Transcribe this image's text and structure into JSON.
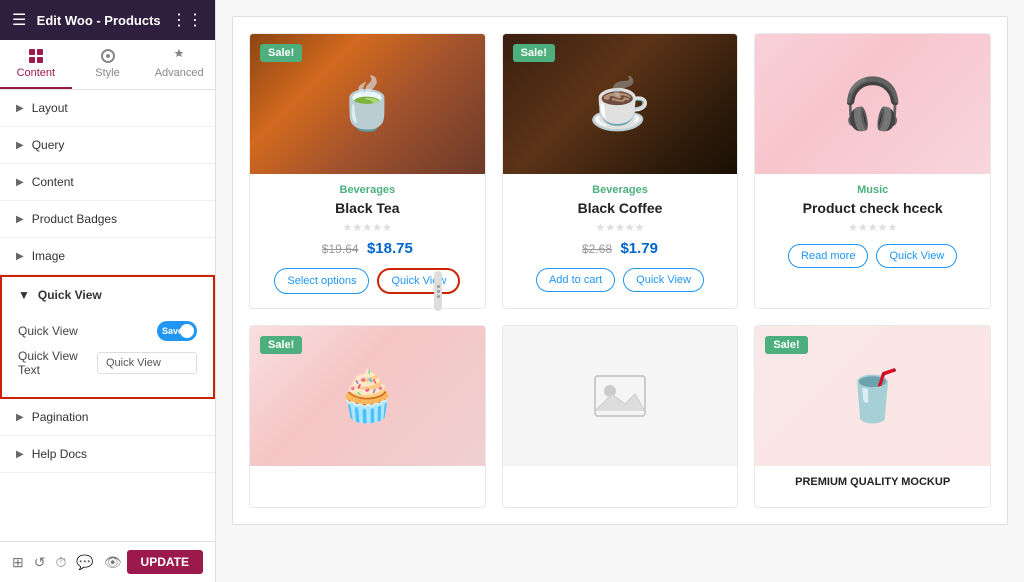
{
  "header": {
    "title": "Edit Woo - Products",
    "menu_icon": "grid-icon"
  },
  "tabs": [
    {
      "id": "content",
      "label": "Content",
      "active": true
    },
    {
      "id": "style",
      "label": "Style",
      "active": false
    },
    {
      "id": "advanced",
      "label": "Advanced",
      "active": false
    }
  ],
  "sidebar_items": [
    {
      "id": "layout",
      "label": "Layout"
    },
    {
      "id": "query",
      "label": "Query"
    },
    {
      "id": "content",
      "label": "Content"
    },
    {
      "id": "product-badges",
      "label": "Product Badges"
    },
    {
      "id": "image",
      "label": "Image"
    }
  ],
  "quick_view": {
    "section_label": "Quick View",
    "quick_view_label": "Quick View",
    "toggle_state": "on",
    "toggle_text": "Save",
    "text_label": "Quick View Text",
    "text_value": "Quick View"
  },
  "more_items": [
    {
      "id": "pagination",
      "label": "Pagination"
    },
    {
      "id": "help-docs",
      "label": "Help Docs"
    }
  ],
  "bottom_bar": {
    "update_label": "UPDATE"
  },
  "products": [
    {
      "id": "black-tea",
      "category": "Beverages",
      "name": "Black Tea",
      "stars": 0,
      "price_old": "$19.64",
      "price_new": "$18.75",
      "sale": true,
      "img_type": "black-tea",
      "img_emoji": "🍵",
      "buttons": [
        {
          "label": "Select options",
          "type": "outline"
        },
        {
          "label": "Quick View",
          "type": "outline highlighted"
        }
      ]
    },
    {
      "id": "black-coffee",
      "category": "Beverages",
      "name": "Black Coffee",
      "stars": 0,
      "price_old": "$2.68",
      "price_new": "$1.79",
      "sale": true,
      "img_type": "black-coffee",
      "img_emoji": "☕",
      "buttons": [
        {
          "label": "Add to cart",
          "type": "outline"
        },
        {
          "label": "Quick View",
          "type": "outline"
        }
      ]
    },
    {
      "id": "product-check",
      "category": "Music",
      "name": "Product check hceck",
      "stars": 0,
      "price_old": null,
      "price_new": null,
      "sale": false,
      "img_type": "headphones",
      "img_emoji": "🎧",
      "buttons": [
        {
          "label": "Read more",
          "type": "outline"
        },
        {
          "label": "Quick View",
          "type": "outline"
        }
      ]
    },
    {
      "id": "cupcake",
      "category": "",
      "name": "",
      "stars": 0,
      "price_old": null,
      "price_new": null,
      "sale": true,
      "img_type": "cupcake",
      "img_emoji": "🧁",
      "buttons": []
    },
    {
      "id": "placeholder",
      "category": "",
      "name": "",
      "stars": 0,
      "price_old": null,
      "price_new": null,
      "sale": false,
      "img_type": "placeholder",
      "img_emoji": "🖼",
      "buttons": []
    },
    {
      "id": "premium-cup",
      "category": "",
      "name": "PREMIUM QUALITY MOCKUP",
      "stars": 0,
      "price_old": null,
      "price_new": null,
      "sale": true,
      "img_type": "cup",
      "img_emoji": "🥤",
      "buttons": []
    }
  ]
}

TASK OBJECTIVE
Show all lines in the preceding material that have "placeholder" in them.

RESPONSE
      "id": "placeholder",
      "img_type": "placeholder",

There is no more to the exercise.